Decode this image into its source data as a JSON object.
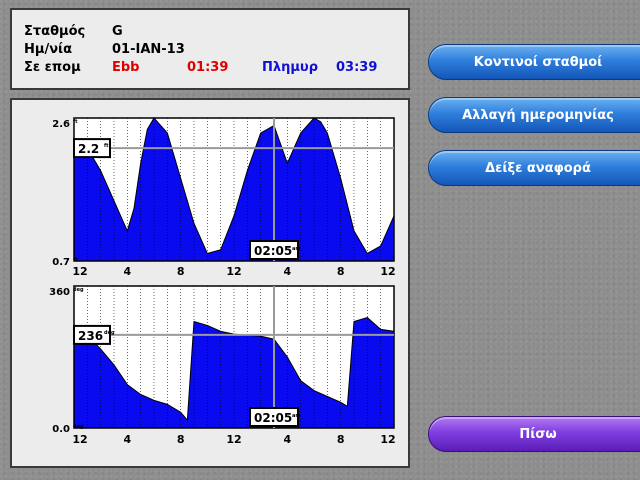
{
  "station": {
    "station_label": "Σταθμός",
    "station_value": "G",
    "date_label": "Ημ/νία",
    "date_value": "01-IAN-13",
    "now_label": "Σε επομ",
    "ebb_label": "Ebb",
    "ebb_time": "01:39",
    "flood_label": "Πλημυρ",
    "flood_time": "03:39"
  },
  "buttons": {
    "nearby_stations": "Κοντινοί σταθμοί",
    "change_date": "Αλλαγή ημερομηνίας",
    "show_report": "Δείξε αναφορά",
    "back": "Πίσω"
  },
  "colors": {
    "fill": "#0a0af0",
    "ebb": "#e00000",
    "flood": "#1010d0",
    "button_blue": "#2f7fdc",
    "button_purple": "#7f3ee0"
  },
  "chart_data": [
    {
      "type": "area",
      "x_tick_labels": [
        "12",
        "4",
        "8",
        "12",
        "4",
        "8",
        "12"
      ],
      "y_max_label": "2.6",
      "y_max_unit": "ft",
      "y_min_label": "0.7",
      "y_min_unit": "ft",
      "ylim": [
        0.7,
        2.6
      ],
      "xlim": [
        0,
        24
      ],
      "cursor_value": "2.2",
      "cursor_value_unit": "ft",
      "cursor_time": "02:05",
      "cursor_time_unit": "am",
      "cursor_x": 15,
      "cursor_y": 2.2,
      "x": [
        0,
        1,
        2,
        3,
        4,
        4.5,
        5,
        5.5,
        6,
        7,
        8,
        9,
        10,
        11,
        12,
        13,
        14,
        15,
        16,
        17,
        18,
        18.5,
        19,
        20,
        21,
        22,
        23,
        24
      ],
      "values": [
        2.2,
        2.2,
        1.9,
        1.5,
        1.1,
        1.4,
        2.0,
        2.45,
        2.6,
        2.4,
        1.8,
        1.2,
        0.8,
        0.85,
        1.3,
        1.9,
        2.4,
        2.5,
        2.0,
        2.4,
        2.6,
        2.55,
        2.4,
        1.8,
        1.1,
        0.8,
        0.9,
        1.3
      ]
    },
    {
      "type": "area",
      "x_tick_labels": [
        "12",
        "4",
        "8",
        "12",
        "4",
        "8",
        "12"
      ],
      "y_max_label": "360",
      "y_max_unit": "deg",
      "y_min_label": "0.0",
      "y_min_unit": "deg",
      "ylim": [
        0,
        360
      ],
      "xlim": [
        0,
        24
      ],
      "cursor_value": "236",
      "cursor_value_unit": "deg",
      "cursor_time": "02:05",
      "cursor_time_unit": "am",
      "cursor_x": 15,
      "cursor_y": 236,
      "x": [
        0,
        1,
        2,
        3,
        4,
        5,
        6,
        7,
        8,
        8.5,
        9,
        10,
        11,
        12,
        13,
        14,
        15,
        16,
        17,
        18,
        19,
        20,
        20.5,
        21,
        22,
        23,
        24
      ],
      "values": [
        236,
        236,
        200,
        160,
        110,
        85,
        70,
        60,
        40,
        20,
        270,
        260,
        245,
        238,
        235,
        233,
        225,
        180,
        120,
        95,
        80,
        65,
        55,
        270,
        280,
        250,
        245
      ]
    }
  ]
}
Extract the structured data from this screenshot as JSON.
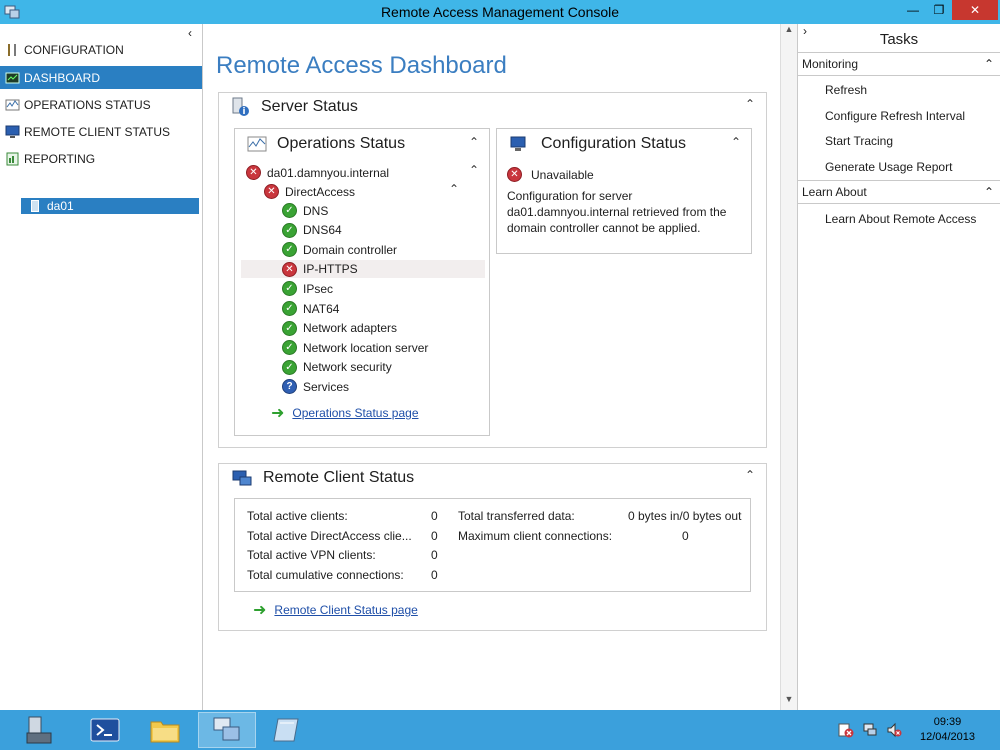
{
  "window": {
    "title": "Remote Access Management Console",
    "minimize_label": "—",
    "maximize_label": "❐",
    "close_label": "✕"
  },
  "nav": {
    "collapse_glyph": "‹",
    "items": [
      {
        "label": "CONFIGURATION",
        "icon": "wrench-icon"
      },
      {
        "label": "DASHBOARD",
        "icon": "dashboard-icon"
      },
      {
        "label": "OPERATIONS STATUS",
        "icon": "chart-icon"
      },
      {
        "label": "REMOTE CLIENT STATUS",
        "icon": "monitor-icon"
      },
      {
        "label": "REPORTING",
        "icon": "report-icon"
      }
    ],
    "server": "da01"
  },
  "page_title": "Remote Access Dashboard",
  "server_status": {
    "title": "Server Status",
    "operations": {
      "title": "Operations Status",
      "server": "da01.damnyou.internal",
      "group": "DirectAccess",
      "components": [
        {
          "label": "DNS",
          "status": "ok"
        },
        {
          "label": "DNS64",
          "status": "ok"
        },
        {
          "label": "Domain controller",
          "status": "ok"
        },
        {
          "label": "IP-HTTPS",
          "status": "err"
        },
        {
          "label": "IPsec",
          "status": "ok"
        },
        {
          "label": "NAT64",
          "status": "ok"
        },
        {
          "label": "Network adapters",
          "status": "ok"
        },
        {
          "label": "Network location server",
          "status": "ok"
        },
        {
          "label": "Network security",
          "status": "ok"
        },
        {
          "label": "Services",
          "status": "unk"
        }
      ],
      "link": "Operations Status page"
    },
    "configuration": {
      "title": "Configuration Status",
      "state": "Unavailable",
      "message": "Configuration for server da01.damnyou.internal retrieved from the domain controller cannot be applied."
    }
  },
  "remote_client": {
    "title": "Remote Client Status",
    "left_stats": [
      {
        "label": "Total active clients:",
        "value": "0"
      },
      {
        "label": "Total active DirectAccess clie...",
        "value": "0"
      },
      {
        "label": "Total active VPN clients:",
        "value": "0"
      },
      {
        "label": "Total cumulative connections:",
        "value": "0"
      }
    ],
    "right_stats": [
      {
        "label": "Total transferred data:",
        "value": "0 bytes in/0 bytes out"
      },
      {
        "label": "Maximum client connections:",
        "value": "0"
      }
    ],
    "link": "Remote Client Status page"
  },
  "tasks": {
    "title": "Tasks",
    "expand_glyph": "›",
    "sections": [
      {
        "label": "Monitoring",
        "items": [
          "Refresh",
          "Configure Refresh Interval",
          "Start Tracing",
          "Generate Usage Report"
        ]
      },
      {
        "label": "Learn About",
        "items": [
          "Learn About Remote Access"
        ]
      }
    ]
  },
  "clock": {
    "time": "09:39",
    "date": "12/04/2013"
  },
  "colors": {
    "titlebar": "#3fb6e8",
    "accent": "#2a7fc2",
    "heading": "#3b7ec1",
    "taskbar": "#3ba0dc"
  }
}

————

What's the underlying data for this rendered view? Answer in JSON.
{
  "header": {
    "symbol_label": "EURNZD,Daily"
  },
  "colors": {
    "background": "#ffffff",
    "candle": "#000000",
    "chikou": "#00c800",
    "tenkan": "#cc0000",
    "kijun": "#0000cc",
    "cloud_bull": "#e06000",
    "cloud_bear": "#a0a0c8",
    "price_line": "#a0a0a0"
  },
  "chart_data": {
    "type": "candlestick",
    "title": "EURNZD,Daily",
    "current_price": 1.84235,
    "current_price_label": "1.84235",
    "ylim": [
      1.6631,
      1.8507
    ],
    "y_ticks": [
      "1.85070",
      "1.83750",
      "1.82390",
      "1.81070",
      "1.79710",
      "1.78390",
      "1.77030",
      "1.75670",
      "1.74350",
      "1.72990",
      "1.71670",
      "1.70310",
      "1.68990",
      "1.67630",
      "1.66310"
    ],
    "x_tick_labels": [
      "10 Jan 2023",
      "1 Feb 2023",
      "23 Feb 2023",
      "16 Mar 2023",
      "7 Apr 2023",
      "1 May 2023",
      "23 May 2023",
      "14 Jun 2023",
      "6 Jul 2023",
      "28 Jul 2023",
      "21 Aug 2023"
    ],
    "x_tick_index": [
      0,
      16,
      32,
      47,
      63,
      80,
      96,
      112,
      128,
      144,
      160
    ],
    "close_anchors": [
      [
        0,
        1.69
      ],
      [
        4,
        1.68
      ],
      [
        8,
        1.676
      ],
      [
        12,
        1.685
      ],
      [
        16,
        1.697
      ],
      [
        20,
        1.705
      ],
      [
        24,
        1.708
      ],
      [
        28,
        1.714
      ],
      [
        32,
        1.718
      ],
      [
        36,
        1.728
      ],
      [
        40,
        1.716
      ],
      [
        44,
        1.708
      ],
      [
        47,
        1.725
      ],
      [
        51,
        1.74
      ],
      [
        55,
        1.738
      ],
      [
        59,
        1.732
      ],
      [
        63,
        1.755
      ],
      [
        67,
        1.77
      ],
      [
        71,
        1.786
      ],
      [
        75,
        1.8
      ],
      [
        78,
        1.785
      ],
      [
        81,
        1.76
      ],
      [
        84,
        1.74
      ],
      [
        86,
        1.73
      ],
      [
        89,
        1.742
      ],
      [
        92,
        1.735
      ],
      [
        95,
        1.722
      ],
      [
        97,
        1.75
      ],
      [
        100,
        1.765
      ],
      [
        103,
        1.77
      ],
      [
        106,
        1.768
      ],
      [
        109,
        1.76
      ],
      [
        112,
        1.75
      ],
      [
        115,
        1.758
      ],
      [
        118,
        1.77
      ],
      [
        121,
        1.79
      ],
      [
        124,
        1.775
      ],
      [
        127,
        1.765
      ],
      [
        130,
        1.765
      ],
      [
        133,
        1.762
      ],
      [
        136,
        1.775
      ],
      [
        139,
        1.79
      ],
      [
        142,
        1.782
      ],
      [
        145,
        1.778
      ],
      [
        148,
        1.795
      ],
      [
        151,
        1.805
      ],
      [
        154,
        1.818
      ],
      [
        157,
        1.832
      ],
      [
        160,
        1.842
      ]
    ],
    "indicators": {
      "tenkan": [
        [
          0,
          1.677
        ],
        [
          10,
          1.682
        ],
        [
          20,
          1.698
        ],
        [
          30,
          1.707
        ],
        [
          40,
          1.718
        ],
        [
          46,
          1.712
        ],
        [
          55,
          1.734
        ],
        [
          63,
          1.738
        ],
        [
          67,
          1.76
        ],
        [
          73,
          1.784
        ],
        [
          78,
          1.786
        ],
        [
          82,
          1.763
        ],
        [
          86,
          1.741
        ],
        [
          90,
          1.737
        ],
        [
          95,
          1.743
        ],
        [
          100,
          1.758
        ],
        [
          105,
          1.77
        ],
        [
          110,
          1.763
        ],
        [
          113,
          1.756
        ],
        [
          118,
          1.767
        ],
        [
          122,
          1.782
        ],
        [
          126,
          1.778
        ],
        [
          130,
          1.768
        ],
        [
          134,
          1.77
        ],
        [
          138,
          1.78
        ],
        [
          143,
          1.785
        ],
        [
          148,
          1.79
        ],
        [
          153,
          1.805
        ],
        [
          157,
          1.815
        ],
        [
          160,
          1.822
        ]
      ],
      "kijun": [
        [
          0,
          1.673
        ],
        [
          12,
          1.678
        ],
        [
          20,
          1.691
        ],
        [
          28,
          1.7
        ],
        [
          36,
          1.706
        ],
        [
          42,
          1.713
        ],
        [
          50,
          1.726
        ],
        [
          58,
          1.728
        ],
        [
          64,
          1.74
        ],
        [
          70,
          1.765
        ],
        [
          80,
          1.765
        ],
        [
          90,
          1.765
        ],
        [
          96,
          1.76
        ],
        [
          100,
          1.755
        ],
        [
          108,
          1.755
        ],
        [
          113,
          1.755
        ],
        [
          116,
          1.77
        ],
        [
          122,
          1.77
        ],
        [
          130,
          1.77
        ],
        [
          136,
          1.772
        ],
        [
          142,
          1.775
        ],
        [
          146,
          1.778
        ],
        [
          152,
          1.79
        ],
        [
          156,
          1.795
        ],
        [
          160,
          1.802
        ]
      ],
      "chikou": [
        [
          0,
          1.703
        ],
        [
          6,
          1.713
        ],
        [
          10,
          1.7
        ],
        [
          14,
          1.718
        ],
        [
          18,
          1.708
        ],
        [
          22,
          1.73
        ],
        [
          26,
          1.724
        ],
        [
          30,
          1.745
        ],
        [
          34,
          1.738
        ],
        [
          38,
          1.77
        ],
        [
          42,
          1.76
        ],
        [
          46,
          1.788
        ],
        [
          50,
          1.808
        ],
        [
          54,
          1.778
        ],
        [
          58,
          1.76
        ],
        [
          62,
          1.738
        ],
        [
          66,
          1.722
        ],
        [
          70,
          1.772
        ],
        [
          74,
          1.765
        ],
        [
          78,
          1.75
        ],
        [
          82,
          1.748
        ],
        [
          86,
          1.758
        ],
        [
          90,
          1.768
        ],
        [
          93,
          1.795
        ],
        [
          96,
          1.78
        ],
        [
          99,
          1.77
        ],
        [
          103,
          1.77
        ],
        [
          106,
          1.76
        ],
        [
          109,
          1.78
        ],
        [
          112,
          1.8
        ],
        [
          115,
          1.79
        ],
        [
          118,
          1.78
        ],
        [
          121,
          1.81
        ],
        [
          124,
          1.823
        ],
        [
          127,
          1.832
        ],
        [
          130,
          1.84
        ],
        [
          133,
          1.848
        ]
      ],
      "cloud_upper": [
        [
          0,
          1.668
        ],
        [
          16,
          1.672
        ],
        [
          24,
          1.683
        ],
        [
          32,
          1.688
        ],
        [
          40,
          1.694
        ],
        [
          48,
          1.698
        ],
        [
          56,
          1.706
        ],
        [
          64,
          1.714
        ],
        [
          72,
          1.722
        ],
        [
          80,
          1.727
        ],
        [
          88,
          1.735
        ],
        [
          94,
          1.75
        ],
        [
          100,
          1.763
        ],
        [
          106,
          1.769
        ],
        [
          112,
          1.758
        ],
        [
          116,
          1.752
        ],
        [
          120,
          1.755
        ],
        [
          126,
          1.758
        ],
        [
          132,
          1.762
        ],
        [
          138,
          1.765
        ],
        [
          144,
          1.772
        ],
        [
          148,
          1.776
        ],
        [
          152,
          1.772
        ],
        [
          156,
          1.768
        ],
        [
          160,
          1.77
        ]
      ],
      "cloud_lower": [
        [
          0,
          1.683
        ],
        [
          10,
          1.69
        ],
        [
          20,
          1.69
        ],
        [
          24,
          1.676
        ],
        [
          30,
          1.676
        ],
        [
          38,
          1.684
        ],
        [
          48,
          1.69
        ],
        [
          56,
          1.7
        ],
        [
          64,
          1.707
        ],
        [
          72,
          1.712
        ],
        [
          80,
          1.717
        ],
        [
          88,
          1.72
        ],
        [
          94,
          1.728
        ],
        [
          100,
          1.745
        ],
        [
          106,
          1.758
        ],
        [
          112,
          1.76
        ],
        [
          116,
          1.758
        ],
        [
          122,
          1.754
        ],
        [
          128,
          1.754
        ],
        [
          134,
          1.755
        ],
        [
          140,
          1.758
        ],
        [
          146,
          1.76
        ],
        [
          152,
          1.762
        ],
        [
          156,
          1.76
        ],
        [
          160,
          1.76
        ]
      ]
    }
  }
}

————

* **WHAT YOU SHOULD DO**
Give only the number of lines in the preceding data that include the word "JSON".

* **YOUR SOLUTION**
3